Join Date: Nov 2018
Location: Los Angeles, CA
It's my understanding that popping through exhaust is caused by a lean condition, but a rich condition can result in its more violent cousin, backfiring. Not sure if this can — or does — happen with the KLR, given that most of them run super lean, and then many lean them out more by opening up the intake and exhaust, but it's perhaps worth a mention because in closing up the hole in your airbox you restricted the airflow, and less air flow = richer mixture. If you're way, way rich on the jetting, perhaps that could be related. I'd be curious to hear:
• What pilot jet you have
•*Your idle fuel mixture screw setting
• What needle you have
• What main jet you have
• Whether your carb is clean (what's the recent driving history? Consistent driving with good performance and this just cropped up?)
• How does your bike run in general?
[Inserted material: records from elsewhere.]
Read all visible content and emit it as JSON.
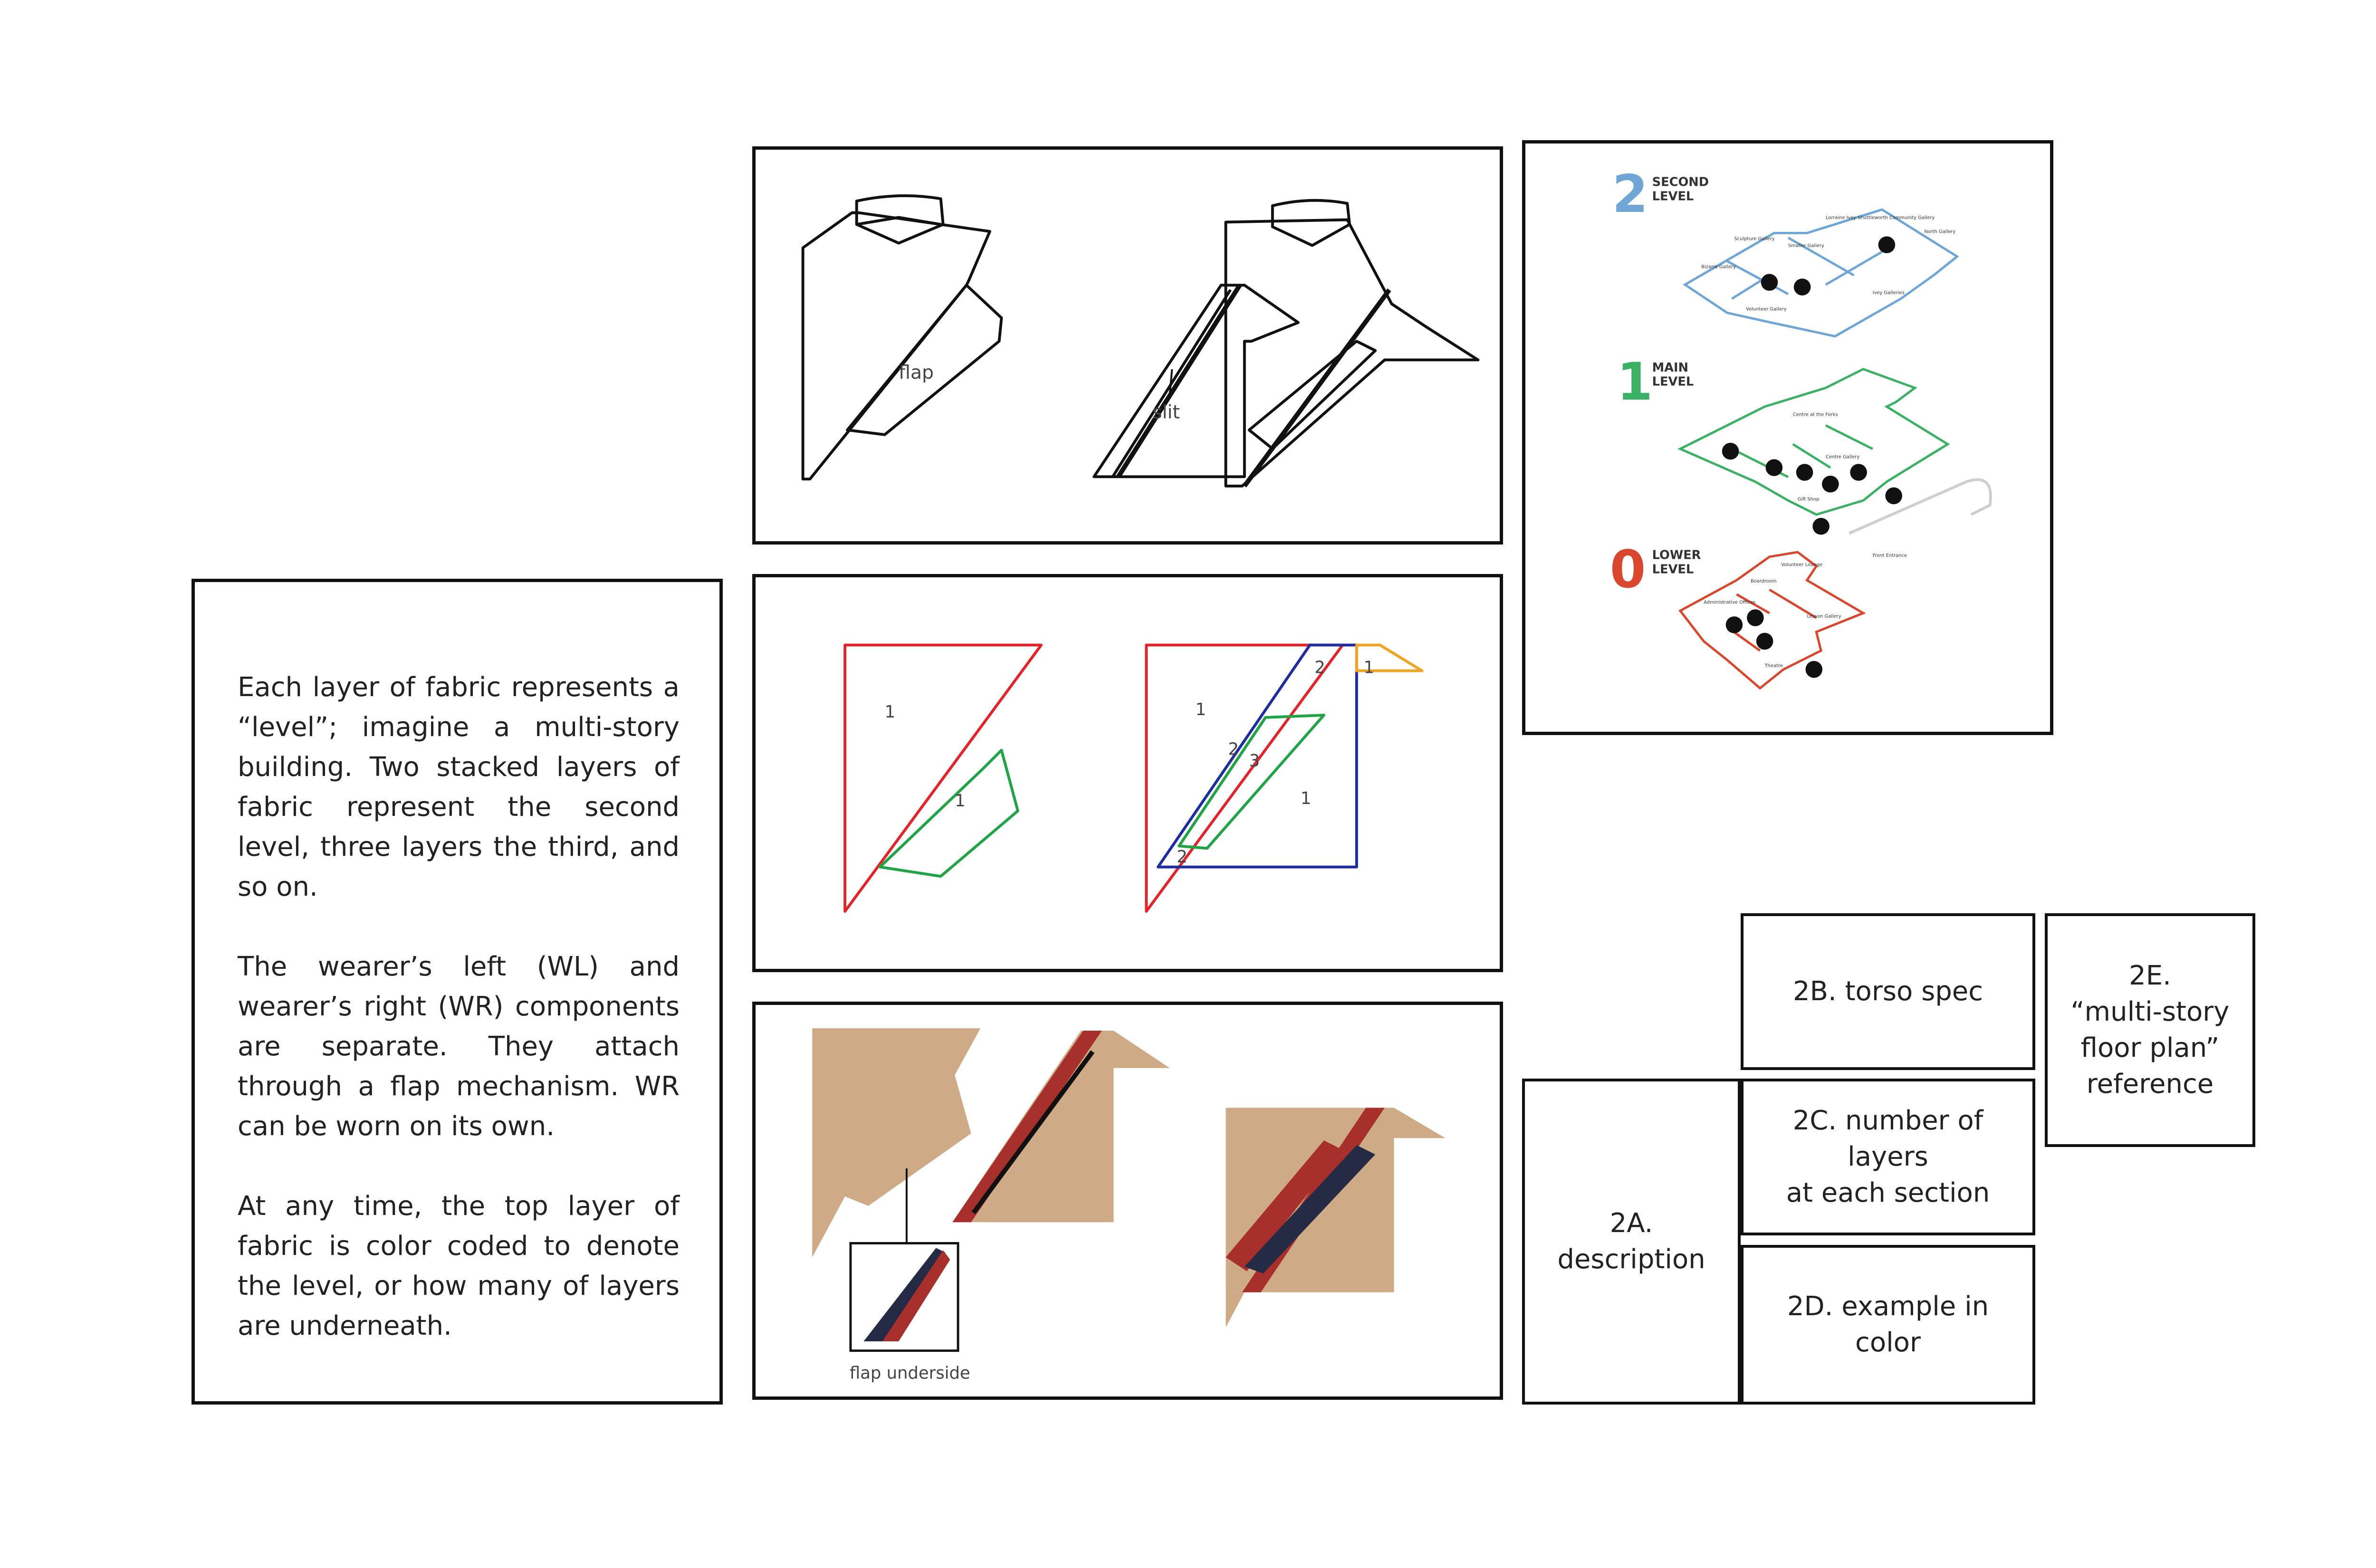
{
  "description": {
    "paragraph_1": "Each layer of fabric represents a “level”; imagine a multi-story building. Two stacked layers of fabric represent the second level, three layers the third, and so on.",
    "paragraph_2": "The wearer’s left (WL) and wearer’s right (WR) components are separate. They attach through a flap mechanism. WR can be worn on its own.",
    "paragraph_3": "At any time, the top layer of fabric is color coded to denote the level, or how many of layers are underneath."
  },
  "torso_spec": {
    "flap_label": "flap",
    "slit_label": "slit"
  },
  "layers_diagram": {
    "left_labels": [
      "1",
      "1"
    ],
    "right_labels": [
      "1",
      "2",
      "1",
      "2",
      "3",
      "1",
      "2"
    ]
  },
  "color_example": {
    "flap_underside_label": "flap underside"
  },
  "floor_plan": {
    "levels": [
      {
        "number": "2",
        "name_line1": "SECOND",
        "name_line2": "LEVEL",
        "color": "#6fa6d6"
      },
      {
        "number": "1",
        "name_line1": "MAIN",
        "name_line2": "LEVEL",
        "color": "#3cb064"
      },
      {
        "number": "0",
        "name_line1": "LOWER",
        "name_line2": "LEVEL",
        "color": "#d9472f"
      }
    ],
    "rooms_level2": [
      "Lorraine Ivey Shuttleworth Community Gallery",
      "Sculpture Gallery",
      "Bizarre Gallery",
      "Smaller Gallery",
      "North Gallery",
      "Volunteer Gallery",
      "Ivey Galleries"
    ],
    "rooms_level1": [
      "Centre at the Forks",
      "Centre Gallery",
      "Gift Shop",
      "Front Entrance"
    ],
    "rooms_level0": [
      "Volunteer Lounge",
      "Boardroom",
      "Administrative Offices",
      "Lesson Gallery",
      "Theatre"
    ]
  },
  "legend": {
    "box_2a_line1": "2A.",
    "box_2a_line2": "description",
    "box_2b": "2B. torso spec",
    "box_2c_line1": "2C. number of layers",
    "box_2c_line2": "at each section",
    "box_2d": "2D. example in color",
    "box_2e_line1": "2E.",
    "box_2e_line2": "“multi-story",
    "box_2e_line3": "floor plan”",
    "box_2e_line4": "reference"
  },
  "colors": {
    "fabric_tan": "#cfaa87",
    "level_red": "#a8302c",
    "level_navy": "#252a45",
    "outline_red": "#e0262b",
    "outline_green": "#23a347",
    "outline_blue": "#1f2e9c",
    "outline_orange": "#f0a526"
  }
}
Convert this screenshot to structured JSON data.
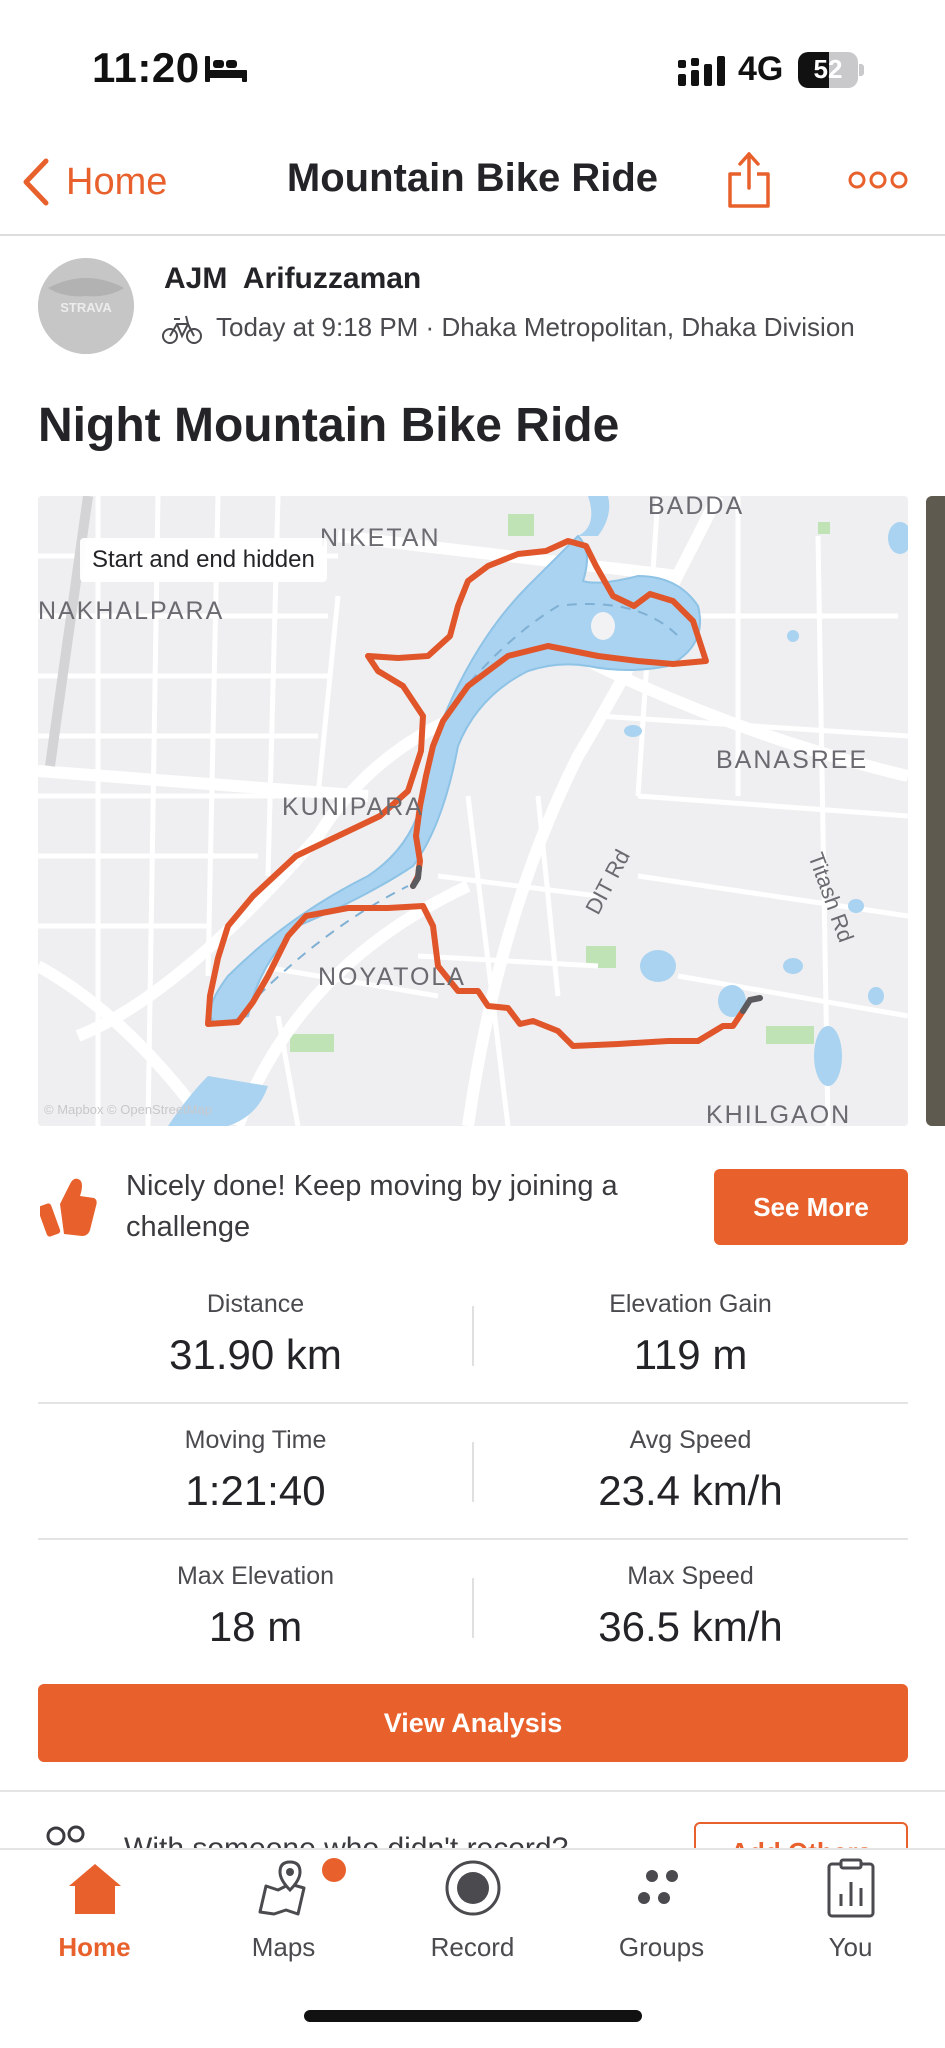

Does it feel powerful/smooth/responsive?
- Does it idle at the same speed always or does that move around?
- How does the bike react when it's warm and you open the "choke?"
I will say that I recently experienced a super rich condition when taking my "tuned for power and smoothness at sea level (i.e. damn rich)" bike to 7000+ ft. I don't recall getting backfiring, but did have a host of other symptoms (bike dying at idle, laggy feel on the accelerator, general rough running, super smelly exhaust) that I addressed by lowering my KLR needle and stepping the pilot jet down. I would suggest taking inventory of other factors like these — are there any other changes in how the bike is running overall?
Here's my favorite tip to keep in mind when thinking about fuel mixture. Temperature of the engine has a huge impact on how the carb works. Obviously, OK. Well for me it was news to learn the reason engines need an enricher circuit: because fuel evaporation is a big part of carb operation, and because fuel in a hot environment dissipates into smaller particles more readily than in a cold one. Increased dissipation allows a given volume of fuel to burn more readily, owing to increased surface area of the fuel itself when it's spread out amongst a bunch of small droplets as compared to larger ones. This is why we have to dump extra fuel in a cold engine to get it to start, because the normal amount doesn't burn as well due to the fact that it's "clumped up" — i.e., because the mixture is effectively lean.
Alright skip all that and consider this: At startup, because it's cold, your engine is effectively running lean. Then as it gets warm, the mixture effectively enrichens. As it gets hot, the mixture gets effectively richer still. So, if you're wondering about jetting and where you are compared to where you want to be, you can get valuable clues by taking note of how the bike runs as it warms up. If it's running better (by your judgement, whether "better" means more power, less popping, smoother operation, etc.) cold, it's likely that your jetting is rich because your engine is effectively running lean when cold. Same vice versa: If your bike runs better in stop-and-go traffic, your jetting might be lean, because the bike is effectively running rich. I say "might" because, surely, there are other things that go into how the engine is running at different temperatures (things I really don't know about), but I personally found this to be a very handy way of working with carb settings (and not blurring the picture by messing with more than one thing at a time).
The same thing applies to air temperature. Good cold days can indicate that the jetting is rich. Good super hot days can indicate that the jetting is lean (if the goal is to run well on "normal" temperature days, anyway). Altitude and humidity also go into it. For all three of these factors (temperature, altitude, humidity), "higher" results in "effectively richer."
2017 KLR in black